Did Farage's Leave Campaign have a Vested Interest in the NHS Being Dismantled after Brexit?
Stephen Komarnycykj examines how the Leave.EU supremos, Arron Banks and Andy Wigmore, could have an interest in dismantling Britain’s health service.
Arron Banks and Andy Wigmore, two of the key figures in Nigel Farage’s Leave.EU campaign during the 2016 EU Referendum, may have a vested interest in seeing the NHS replaced by insurance-based healthcare.
Banks and Wigmore have been highly critical of the NHS for a number of years, as have senior members of the official Vote Leave campaign, with the MEP Daniel Hannan describing it as a “mistake” on Fox News in 2009.
Last year, Hannan edited a report by the right-wing think tank, the Institute of Free Trade, which envisaged US health companies running British healthcare. The report’s co-authors included representatives from other think tanks, including the Institute of Economic Affairs (IEA), which recommended an insurance-based healthcare system.
However, the NHS and public healthcare in the UK already involve elements of private and insurance-based care and anyone with a stake in these companies might benefit if this model is expanded following a post-Brexit carve up of the NHS.
Andrew Bruce Wigmore is one of the officers of the UK registered Ballard Investment Company Limited which is a subsidiary of the insurance firm Aviva.
The Ballard Investment Company is, in turn, the parent firm of the UK registered firm Health and Case Management Ltd. The companies have shared several of the same officers at different times. Rhoslyn Moore, the financial controller of HCML, is an officer at both companies, as is HCML’s CEO Keith Bushnell.
Health and Case Management Ltd describes its business as “catastrophic case management”.
The company provides “next generation rehabilitation services” for brain and spinal injuries and amputations. The firm’s case managers “work in partnership” with “NHS clinicians”, according to the section of the site aimed at insurers. The firm also focuses on providing services for people injured due to accidents and who are suing for compensation.
Bushell and Moore are also officers at another insurance-related healthcare provider, Excell Medical Reporting Ltd (EMRL), which identifies what treatment patients referred to it require. According to its site “any treatment recommended within an Excell report can be… arranged through a well-established rehabilitation company”. It seems that it is the gatekeeper for HCML and refers patients to it.
HCML and EMRL are the kind of provider and system many Brexiter visionaries envisaged for a post-Brexit NHS. They provide bespoke case management services to patients who have taken out insurance or who can pay, and this is linked to a major insurer such as Aviva. In the event of a switch to an insurance-based care system, these firms, and their parent company Aviva, would be well placed to develop their business.
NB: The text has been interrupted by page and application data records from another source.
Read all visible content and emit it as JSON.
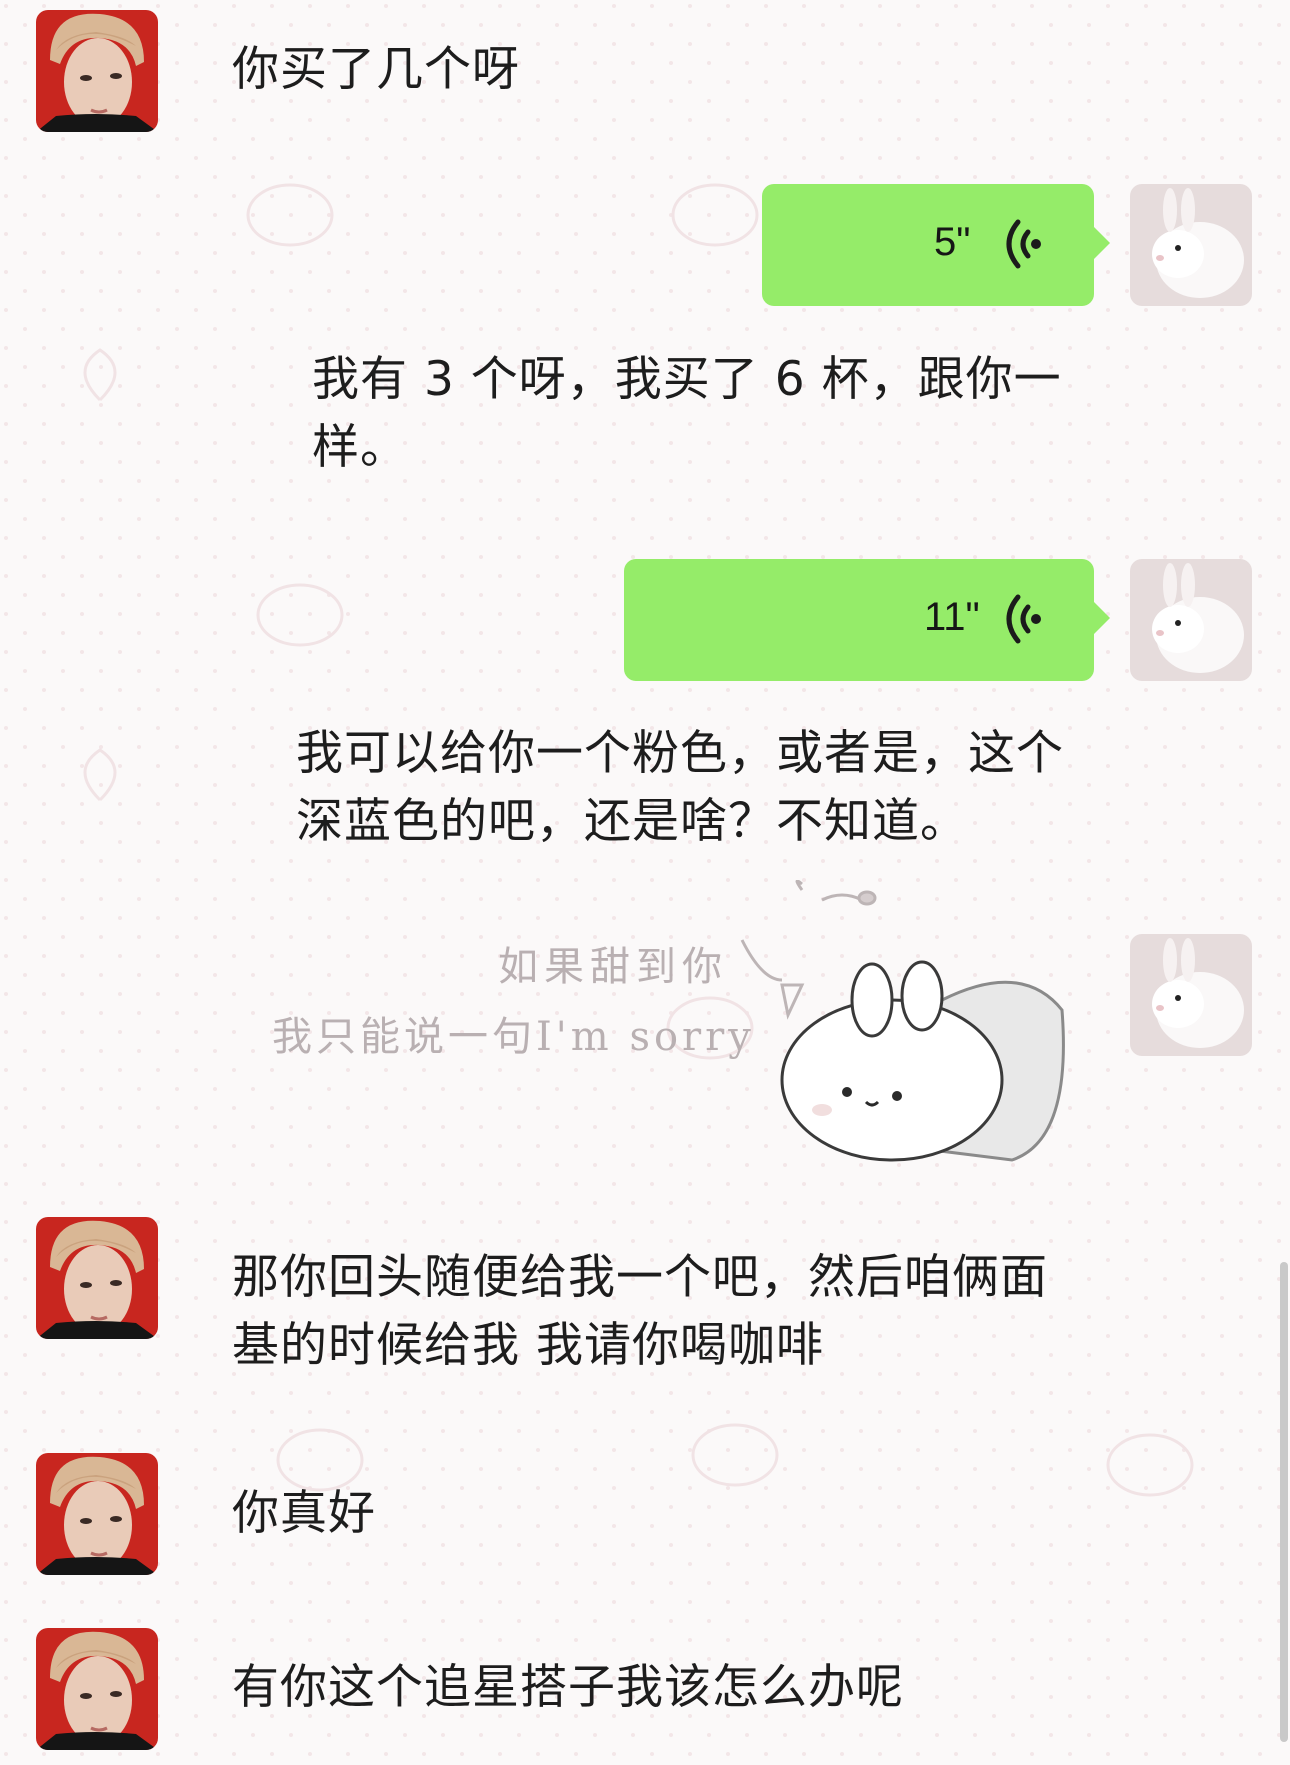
{
  "chat": {
    "messages": [
      {
        "side": "left",
        "type": "text",
        "text": "你买了几个呀"
      },
      {
        "side": "right",
        "type": "voice",
        "duration": "5\""
      },
      {
        "side": "right",
        "type": "transcription",
        "text": "我有 3 个呀，我买了 6 杯，跟你一样。"
      },
      {
        "side": "right",
        "type": "voice",
        "duration": "11\""
      },
      {
        "side": "right",
        "type": "transcription",
        "text": "我可以给你一个粉色，或者是，这个深蓝色的吧，还是啥？不知道。"
      },
      {
        "side": "right",
        "type": "sticker",
        "caption_line1": "如果甜到你",
        "caption_line2": "我只能说一句I'm sorry"
      },
      {
        "side": "left",
        "type": "text",
        "text": "那你回头随便给我一个吧，然后咱俩面基的时候给我 我请你喝咖啡"
      },
      {
        "side": "left",
        "type": "text",
        "text": "你真好"
      },
      {
        "side": "left",
        "type": "text",
        "text": "有你这个追星搭子我该怎么办呢"
      }
    ]
  },
  "colors": {
    "bubble_green": "#95ec69",
    "background": "#fbf9f9",
    "text": "#1d1d1d"
  },
  "icons": {
    "voice": "voice-wave-icon",
    "contact_avatar": "boy-photo",
    "self_avatar": "white-bunny-photo"
  }
}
The companies are linked to the heart of the Leave.EU campaign. Wigmore was an officer at his pal Banks’ firm, Eldon Insurance Services (EIS), until his 2018 resignation. EIS does deal with catastrophic injury claims and probably refers patients to HCML.
Banks is, of course, an advocate of NHS privatisation. Both he and Wigmore could see the businesses they are linked to grow with a shift to insurance-based healthcare in the UK.
Advocates of a shift to insurance-based healthcare such as the IEA’s Kristian Niemietz argue that such systems deliver better outcomes. They mention Norway and Sweden, where patients pay for some treatment, but gloss over the fact that state provision in these countries is central to healthcare.
They praise healthcare systems in countries such as Germany and Holland, but these countries have a stable trading relationship with the rest of the world and a long history of this.
A post-Brexit Britain would have to strike what trade deals it could internationally with more powerful economies such as the US. Sir Mark Boleat, the ex-chairman of the City of London Corporation – who is ironically an officer at Banks’ Eldon Insurance Services – suggests that Brexit could result in a loss of £10 billion annually in tax revenue. Funding for the NHS would undoubtedly be slashed and it is unlikely that the insurance firms stepping in to fill the breach would accept a German-style cap on premiums.
Yes, there would be some excellent health services provided by the likes of HCML in this scenario. But only if you had the money to pay for them.